David Nicholls explains why the Critical Physiotherapy Network (CPN) is helping to unlock doors that were previously closed to members of the profession.
Tell us about the CPN network
I’d been talking about setting up some kind of network of physiotherapy critical thinkers for several years before taking the plunge in 2014.
I asked some friends who wrote and researched physiotherapy in interesting and challenging ways if they wanted to form a small network, thinking there would only be about a dozen people in it. I asked them to invite others if they thought they’d be interested, and within a few months we had 200, 300, then 400 members. The network now has 500 members in more than 30 countries and never ceases to amaze me.
We have a fabulous executive group; a dynamic website; a regular blog, Twitter and Facebook feeds; international presenters; regular meetings between clinicians, educators, policymakers, and researchers from all over the world that make up the group. It’s one of the most dynamic and interesting spaces I’ve ever worked in. See our website here.
What can we learn from each other?

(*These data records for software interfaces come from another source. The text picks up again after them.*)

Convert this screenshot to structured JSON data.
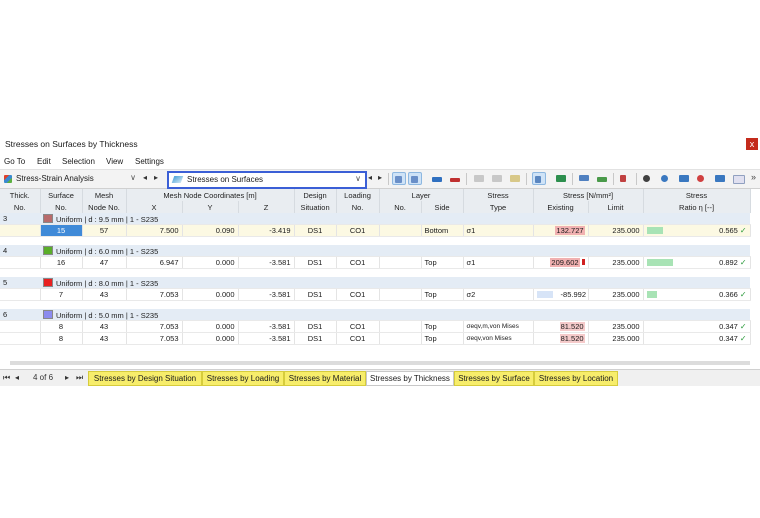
{
  "window": {
    "title": "Stresses on Surfaces by Thickness",
    "close": "x"
  },
  "menu": [
    "Go To",
    "Edit",
    "Selection",
    "View",
    "Settings"
  ],
  "toolbar": {
    "analysis_label": "Stress-Strain Analysis",
    "result_label": "Stresses on Surfaces",
    "prev": "◂",
    "next": "▸",
    "dropdown": "∨",
    "more": "»"
  },
  "columns": {
    "thick": "Thick.",
    "thick2": "No.",
    "surface": "Surface",
    "surface2": "No.",
    "mesh": "Mesh",
    "mesh2": "Node No.",
    "coords": "Mesh Node Coordinates [m]",
    "x": "X",
    "y": "Y",
    "z": "Z",
    "design": "Design",
    "design2": "Situation",
    "loading": "Loading",
    "loading2": "No.",
    "layer": "Layer",
    "layer_no": "No.",
    "side": "Side",
    "stress_type": "Stress",
    "stress_type2": "Type",
    "stress_unit": "Stress [N/mm²]",
    "existing": "Existing",
    "limit": "Limit",
    "ratio": "Stress",
    "ratio2": "Ratio η [--]"
  },
  "groups": [
    {
      "no": "3",
      "color": "#b86b6b",
      "label": "Uniform | d : 9.5 mm | 1 - S235",
      "rows": [
        {
          "surface": "15",
          "node": "57",
          "x": "7.500",
          "y": "0.090",
          "z": "-3.419",
          "ds": "DS1",
          "lc": "CO1",
          "side": "Bottom",
          "type": "σ1",
          "existing": "132.727",
          "limit": "235.000",
          "ratio": "0.565"
        }
      ]
    },
    {
      "no": "4",
      "color": "#5aae2a",
      "label": "Uniform | d : 6.0 mm | 1 - S235",
      "rows": [
        {
          "surface": "16",
          "node": "47",
          "x": "6.947",
          "y": "0.000",
          "z": "-3.581",
          "ds": "DS1",
          "lc": "CO1",
          "side": "Top",
          "type": "σ1",
          "existing": "209.602",
          "limit": "235.000",
          "ratio": "0.892"
        }
      ]
    },
    {
      "no": "5",
      "color": "#e82020",
      "label": "Uniform | d : 8.0 mm | 1 - S235",
      "rows": [
        {
          "surface": "7",
          "node": "43",
          "x": "7.053",
          "y": "0.000",
          "z": "-3.581",
          "ds": "DS1",
          "lc": "CO1",
          "side": "Top",
          "type": "σ2",
          "existing": "-85.992",
          "limit": "235.000",
          "ratio": "0.366"
        }
      ]
    },
    {
      "no": "6",
      "color": "#8b8bef",
      "label": "Uniform | d : 5.0 mm | 1 - S235",
      "rows": [
        {
          "surface": "8",
          "node": "43",
          "x": "7.053",
          "y": "0.000",
          "z": "-3.581",
          "ds": "DS1",
          "lc": "CO1",
          "side": "Top",
          "type": "σeqv,m,von Mises",
          "existing": "81.520",
          "limit": "235.000",
          "ratio": "0.347"
        },
        {
          "surface": "8",
          "node": "43",
          "x": "7.053",
          "y": "0.000",
          "z": "-3.581",
          "ds": "DS1",
          "lc": "CO1",
          "side": "Top",
          "type": "σeqv,von Mises",
          "existing": "81.520",
          "limit": "235.000",
          "ratio": "0.347"
        }
      ]
    }
  ],
  "check": "✓",
  "status": {
    "first": "⏮",
    "prev": "◂",
    "page": "4 of 6",
    "next": "▸",
    "last": "⏭",
    "tabs": [
      "Stresses by Design Situation",
      "Stresses by Loading",
      "Stresses by Material",
      "Stresses by Thickness",
      "Stresses by Surface",
      "Stresses by Location"
    ],
    "active_tab": "Stresses by Thickness"
  }
}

Perhaps one of the best ways is by taking more time to understand what physiotherapy is, where it came from, and where it might be going, in our various countries. The CPN, like the CSP, the World Confederation for Physical Therapy and other national organisations, works hard to bring people together and connect members with the world outside their departments and practices. I’ve learnt an enormous amount by, for instance, from spending time with colleagues in Scandinavia. Some of the physiotherapy going on in Norway and Denmark around embodiment, ethics, touch and movement is radical and really interesting.
But you could go further. Lots of CPN members have looked to enhance their practice and thinking by going ‘outside’ the profession: studying history, anthropology, philosophy, sociology, the humanities, and a range of other ideas. We try to celebrate that and give it an airing, in the hope that it inspires others to stretch themselves, develop new knowledge and skills, and think differently about their practice. But it seems there’s still resistance to moving beyond the biological and clinical sciences. There is more do to get physiotherapists to see they are entitled to understand what makes their profession tick, why it’s like that, and how it could be otherwise.
How can physios develop themselves?
From a critical physiotherapy perspective, I would say everyone could develop stronger critical thinking skills. I don’t mean learning how to critically analyse a research study, but the kind of critical thinking that takes the everyday, obvious and taken-for-granted aspects of practice and scrutinises them; makes them seem strange and worthy of interrogation. Later this year, Routledge will publish my book The End of Physiotherapy, which talks about the profession’s past, present and future, and some of the unique challenges physiotherapists face around the world.
At its heart is the argument that the idea of the body-as-machine has been powerful and successful, but that it’s now getting in the way of the profession changing and developing. The risk is that physiotherapists won’t be able to change because they don’t know what they don’t know. Like a lot of other critical works emanating from physiotherapists around the world, it’s not a pessimistic reading of the future, but rather an attempt to open doors that maybe we’ve always felt were closed to us. There’s a lot of work to do in this space though, and time is pressing.
How do you use your knowledge critically?
I realised some years ago that not many people were doing the kind of critical physiotherapy work I was doing, but there was so much to do. I concluded that I could spend the rest of my working life on this and only scratch the surface. So I’ve committed myself to give it a go and see where it leads. I’ve worked on large international projects like the CPN, lectured all over the world, and written lots of articles, book chapters and, lately, a book. I’ve also run national projects like a digital centenary history of physiotherapy in New Zealand, and sat on professional bodies. I’ve designed a radical new physiotherapy curriculum and taught undergraduate and postgraduate students here and overseas. A lot of my colleagues – particularly in the CPN – are internationally-recognised leaders, but some members are students and practitioners just starting on their journey. All of us are striving to understand our profession better, because we love it and know how good it really could be. fl
- David Nicholls is associate professor at Auckland University of Technology.
AuthorDavid Nicholls associate professor at Auckland University of Technology.
Number of subscribers: 3